Cherries have one big flaw – they have a very short season, not much more than weeks in most places.
Although cherries originated in the Middle East and have been cultivated for centuries in Europe and the Orient, the biggest producer, consumer, and exporter of cherries is the United States. Most sweet cherries are grown on the West Coast. Washington State is the biggest producer. Except for local crops, which aren’t shipped at all, the cherries you’ll see on the market have been shipped from California, Oregon, and Washington State, with Idaho and British Columbia contributing to the supply.
The two most common varieties are Lamberts and Bings
Lamberts ripen earlier and are smaller and more-tender than Bings. They range in color from deep pink to red, with a soft somewhat watery flesh and a deep red or blackish-red juice. They arrive from California early in June, with later harvests coming from Oregon, Washington, and Idaho.
Bings are big, dark, heart-shaped cherries with great flavor. They are very firm, with a deep red to black skin, a white heart, and a bit of crunch when you bite into them. They last longer and ship better than Lamberts.
Royal Annes, also called Raniers and sometimes Napoleons, are occasionally seen on the market. This large, heart-shaped fruit is amber to yellow in color, with a red blush. It’s an excellent cherry with an intense flavor, juicy flesh, and a white heart. Royal Annes are more fragile, easily bruised, and have a shorter shelf life than Bings. Many people shy away from Royal Annes because of their color, but one taste and they love ‘em.
California cherries arrive in early June and are generally out of season by mid-June, with more northern crops gradually replacing them during the summer months, ending with cherries from British Columbia in early August. That’s a total of seven or eight weeks, so if you like cherries and see some good-looking ones at the fruit stand, buy them. The next time you look, they may be gone. Sweet cherries are also grown in the Midwest and in northeastern states, but I don’t think the fruit compares to the size or flavor of the western cherries.
The sweet cherries that show up in January are from Chile, and although they’re improving in flavor and texture, they’re still not quite up to snuff. As producers continue to experiment with shipping methods, however, I expect we’ll see very good cherries from Chile in the near future.
What you see is what you get. Cherries won’t ripen or improve in flavor after they’re picked. They must be picked ripe, and then they’ll last only a couple of days, so harvesting time is critical. A ripe cherry is heavier in the hand, meatier, sweeter, and juicier than an immature cherry. Picked too soon, cherries are pale and tasteless, too ripe, they’re soft and watery. The best time to pick seems to be right before the birds start eating them – birds have an uncanny instinct for ripe cherries.

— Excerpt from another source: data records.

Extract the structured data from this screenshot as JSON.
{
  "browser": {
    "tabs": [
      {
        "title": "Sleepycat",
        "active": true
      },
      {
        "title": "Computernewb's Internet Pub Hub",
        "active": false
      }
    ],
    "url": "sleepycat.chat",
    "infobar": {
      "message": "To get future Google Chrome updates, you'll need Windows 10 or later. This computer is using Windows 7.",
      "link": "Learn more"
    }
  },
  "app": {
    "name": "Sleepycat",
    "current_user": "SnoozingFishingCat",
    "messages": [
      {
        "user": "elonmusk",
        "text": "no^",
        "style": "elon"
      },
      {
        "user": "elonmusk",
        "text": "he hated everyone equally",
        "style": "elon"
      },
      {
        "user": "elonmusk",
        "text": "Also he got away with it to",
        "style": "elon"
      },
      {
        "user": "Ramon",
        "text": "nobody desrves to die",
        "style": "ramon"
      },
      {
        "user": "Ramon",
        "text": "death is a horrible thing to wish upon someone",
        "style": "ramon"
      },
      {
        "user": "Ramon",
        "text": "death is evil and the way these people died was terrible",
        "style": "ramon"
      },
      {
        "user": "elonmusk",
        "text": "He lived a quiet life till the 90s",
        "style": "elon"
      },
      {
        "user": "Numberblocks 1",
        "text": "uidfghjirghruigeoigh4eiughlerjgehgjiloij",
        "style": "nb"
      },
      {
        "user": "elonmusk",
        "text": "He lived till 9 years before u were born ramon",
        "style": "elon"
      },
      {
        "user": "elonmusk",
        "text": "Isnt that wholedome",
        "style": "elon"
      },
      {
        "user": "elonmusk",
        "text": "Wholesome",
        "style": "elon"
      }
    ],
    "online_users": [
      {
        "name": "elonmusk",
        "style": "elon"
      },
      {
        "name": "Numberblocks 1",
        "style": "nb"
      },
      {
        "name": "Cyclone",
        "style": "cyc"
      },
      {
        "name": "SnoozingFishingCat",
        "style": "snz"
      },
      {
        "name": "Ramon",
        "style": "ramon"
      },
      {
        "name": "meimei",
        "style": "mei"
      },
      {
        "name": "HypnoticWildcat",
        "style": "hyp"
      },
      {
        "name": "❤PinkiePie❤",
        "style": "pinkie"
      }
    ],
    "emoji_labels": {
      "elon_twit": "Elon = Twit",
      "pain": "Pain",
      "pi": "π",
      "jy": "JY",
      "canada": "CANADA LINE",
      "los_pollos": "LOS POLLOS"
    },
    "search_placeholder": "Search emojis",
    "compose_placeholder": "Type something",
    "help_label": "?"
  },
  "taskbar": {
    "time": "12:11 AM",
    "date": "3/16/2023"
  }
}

Choose firm, large, bright-colored fruit. Royal Annes should be bright colored and unblemished. Bings should be as firm and dark as possible. Pale red Bings are immature and won’t be especially sweet. Also look at the stems; if the cherries have green stems, they’re fresh, if the stem is missing - pass the cherries by – they’ve been off the tree too long. Never buy cherries if they seem to be very soft, flabby, or sticky on the outside. They should look clean and dry. When cherries go bad, they start to lose color, develop a brownish color, and leak. Once a cherry starts leaking, the fermentation process will quickly make the whole box go bad.
Bette's Cherry Cheesecake
Other recipes from Produce Pete.